[Opening Information section]

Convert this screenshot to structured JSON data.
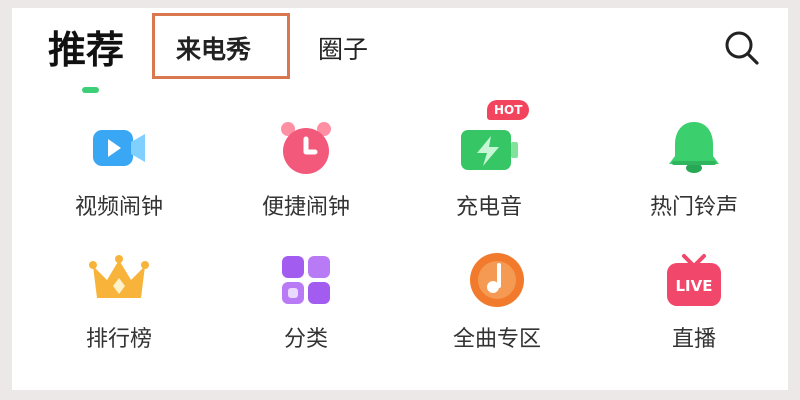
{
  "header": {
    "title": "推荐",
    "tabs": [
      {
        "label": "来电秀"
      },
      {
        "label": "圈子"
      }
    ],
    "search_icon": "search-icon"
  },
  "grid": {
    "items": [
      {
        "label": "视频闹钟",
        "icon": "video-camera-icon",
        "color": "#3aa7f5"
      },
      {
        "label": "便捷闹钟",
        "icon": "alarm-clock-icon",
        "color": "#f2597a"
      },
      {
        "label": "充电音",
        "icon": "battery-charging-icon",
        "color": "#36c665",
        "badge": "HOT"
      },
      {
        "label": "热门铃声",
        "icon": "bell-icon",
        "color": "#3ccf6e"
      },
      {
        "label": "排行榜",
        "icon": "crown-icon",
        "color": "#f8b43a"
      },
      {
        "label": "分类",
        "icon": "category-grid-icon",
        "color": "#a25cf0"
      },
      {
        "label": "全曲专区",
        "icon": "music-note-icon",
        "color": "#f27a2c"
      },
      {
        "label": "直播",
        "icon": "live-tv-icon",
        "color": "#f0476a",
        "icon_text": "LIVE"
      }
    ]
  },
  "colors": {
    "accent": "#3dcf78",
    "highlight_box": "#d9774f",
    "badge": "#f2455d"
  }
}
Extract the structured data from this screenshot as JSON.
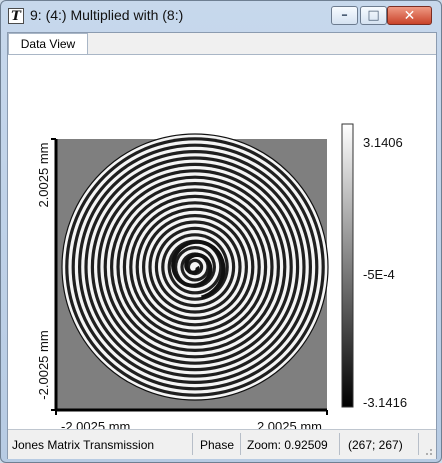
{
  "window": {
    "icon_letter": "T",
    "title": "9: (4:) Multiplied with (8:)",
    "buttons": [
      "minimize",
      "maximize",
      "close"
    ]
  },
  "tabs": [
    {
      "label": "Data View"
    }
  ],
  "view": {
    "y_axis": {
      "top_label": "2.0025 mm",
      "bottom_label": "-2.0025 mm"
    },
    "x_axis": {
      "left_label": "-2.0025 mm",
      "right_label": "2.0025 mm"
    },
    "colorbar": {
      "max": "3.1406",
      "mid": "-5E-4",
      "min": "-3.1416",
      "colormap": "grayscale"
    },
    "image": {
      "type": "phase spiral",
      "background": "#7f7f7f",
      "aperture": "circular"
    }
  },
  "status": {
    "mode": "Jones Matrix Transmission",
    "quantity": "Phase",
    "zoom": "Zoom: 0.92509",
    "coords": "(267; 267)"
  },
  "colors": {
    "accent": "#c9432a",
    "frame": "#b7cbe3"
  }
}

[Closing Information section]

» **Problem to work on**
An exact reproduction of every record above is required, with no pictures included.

» **Result for this task**
Convert this screenshot to structured JSON data.
{
  "header": {
    "title": "推荐",
    "tabs": [
      {
        "label": "来电秀"
      },
      {
        "label": "圈子"
      }
    ],
    "search_icon": "search-icon"
  },
  "grid": {
    "items": [
      {
        "label": "视频闹钟",
        "icon": "video-camera-icon",
        "color": "#3aa7f5"
      },
      {
        "label": "便捷闹钟",
        "icon": "alarm-clock-icon",
        "color": "#f2597a"
      },
      {
        "label": "充电音",
        "icon": "battery-charging-icon",
        "color": "#36c665",
        "badge": "HOT"
      },
      {
        "label": "热门铃声",
        "icon": "bell-icon",
        "color": "#3ccf6e"
      },
      {
        "label": "排行榜",
        "icon": "crown-icon",
        "color": "#f8b43a"
      },
      {
        "label": "分类",
        "icon": "category-grid-icon",
        "color": "#a25cf0"
      },
      {
        "label": "全曲专区",
        "icon": "music-note-icon",
        "color": "#f27a2c"
      },
      {
        "label": "直播",
        "icon": "live-tv-icon",
        "color": "#f0476a",
        "icon_text": "LIVE"
      }
    ]
  },
  "colors": {
    "accent": "#3dcf78",
    "highlight_box": "#d9774f",
    "badge": "#f2455d"
  }
}
Extract the structured data from this screenshot as JSON.
{
  "window": {
    "icon_letter": "T",
    "title": "9: (4:) Multiplied with (8:)",
    "buttons": [
      "minimize",
      "maximize",
      "close"
    ]
  },
  "tabs": [
    {
      "label": "Data View"
    }
  ],
  "view": {
    "y_axis": {
      "top_label": "2.0025 mm",
      "bottom_label": "-2.0025 mm"
    },
    "x_axis": {
      "left_label": "-2.0025 mm",
      "right_label": "2.0025 mm"
    },
    "colorbar": {
      "max": "3.1406",
      "mid": "-5E-4",
      "min": "-3.1416",
      "colormap": "grayscale"
    },
    "image": {
      "type": "phase spiral",
      "background": "#7f7f7f",
      "aperture": "circular"
    }
  },
  "status": {
    "mode": "Jones Matrix Transmission",
    "quantity": "Phase",
    "zoom": "Zoom: 0.92509",
    "coords": "(267; 267)"
  },
  "colors": {
    "accent": "#c9432a",
    "frame": "#b7cbe3"
  }
}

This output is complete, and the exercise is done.